BEGIN Given records

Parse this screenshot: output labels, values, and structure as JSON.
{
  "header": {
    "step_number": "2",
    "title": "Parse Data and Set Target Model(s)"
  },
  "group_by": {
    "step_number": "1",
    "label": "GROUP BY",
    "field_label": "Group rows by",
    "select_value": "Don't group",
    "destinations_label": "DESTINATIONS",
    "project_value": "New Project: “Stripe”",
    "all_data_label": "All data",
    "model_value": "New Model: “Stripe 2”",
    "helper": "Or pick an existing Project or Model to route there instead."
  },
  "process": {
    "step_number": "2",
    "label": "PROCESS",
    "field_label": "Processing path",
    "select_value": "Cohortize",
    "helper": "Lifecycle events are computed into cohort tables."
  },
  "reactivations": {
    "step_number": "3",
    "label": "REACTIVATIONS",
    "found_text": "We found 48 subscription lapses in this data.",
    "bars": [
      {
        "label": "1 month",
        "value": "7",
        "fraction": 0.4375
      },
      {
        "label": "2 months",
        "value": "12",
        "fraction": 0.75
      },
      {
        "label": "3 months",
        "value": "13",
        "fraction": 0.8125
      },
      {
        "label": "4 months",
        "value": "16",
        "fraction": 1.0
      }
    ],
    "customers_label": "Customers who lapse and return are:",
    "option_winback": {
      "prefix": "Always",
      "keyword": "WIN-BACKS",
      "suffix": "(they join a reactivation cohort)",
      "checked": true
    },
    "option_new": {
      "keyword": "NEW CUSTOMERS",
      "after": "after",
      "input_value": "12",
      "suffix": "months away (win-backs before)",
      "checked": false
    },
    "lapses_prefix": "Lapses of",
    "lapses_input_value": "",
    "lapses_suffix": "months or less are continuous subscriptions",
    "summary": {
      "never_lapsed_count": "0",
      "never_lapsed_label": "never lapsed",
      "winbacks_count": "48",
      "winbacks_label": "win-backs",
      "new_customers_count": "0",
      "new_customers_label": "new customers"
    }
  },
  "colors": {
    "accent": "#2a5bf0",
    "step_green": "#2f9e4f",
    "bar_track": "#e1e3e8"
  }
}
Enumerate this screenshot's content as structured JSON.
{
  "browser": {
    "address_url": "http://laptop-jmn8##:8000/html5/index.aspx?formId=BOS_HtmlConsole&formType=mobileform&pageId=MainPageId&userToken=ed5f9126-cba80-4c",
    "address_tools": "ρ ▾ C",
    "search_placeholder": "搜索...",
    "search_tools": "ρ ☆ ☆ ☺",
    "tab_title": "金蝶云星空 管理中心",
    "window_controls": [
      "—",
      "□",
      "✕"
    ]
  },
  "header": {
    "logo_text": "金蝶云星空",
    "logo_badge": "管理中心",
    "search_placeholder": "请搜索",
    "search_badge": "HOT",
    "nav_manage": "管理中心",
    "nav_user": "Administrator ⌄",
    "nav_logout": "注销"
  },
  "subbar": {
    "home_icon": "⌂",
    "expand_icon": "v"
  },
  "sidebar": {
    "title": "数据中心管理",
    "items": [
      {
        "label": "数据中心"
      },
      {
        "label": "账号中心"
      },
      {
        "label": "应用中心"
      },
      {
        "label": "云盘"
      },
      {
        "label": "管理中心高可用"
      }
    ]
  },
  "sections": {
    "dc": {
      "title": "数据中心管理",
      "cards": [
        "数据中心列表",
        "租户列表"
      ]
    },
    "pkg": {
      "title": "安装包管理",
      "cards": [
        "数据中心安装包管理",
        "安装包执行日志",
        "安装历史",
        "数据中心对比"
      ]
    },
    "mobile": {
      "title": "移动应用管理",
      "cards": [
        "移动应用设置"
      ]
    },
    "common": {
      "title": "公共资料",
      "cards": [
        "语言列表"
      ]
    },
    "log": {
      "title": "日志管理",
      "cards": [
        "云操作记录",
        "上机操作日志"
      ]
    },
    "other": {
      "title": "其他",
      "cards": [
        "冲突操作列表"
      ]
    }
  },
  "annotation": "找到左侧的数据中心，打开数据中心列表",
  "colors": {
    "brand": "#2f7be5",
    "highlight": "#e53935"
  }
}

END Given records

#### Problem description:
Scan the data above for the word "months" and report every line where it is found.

#### Exercise output:
        "label": "2 months",
        "label": "3 months",
        "label": "4 months",
      "suffix": "months away (win-backs before)",
    "lapses_suffix": "months or less are continuous subscriptions",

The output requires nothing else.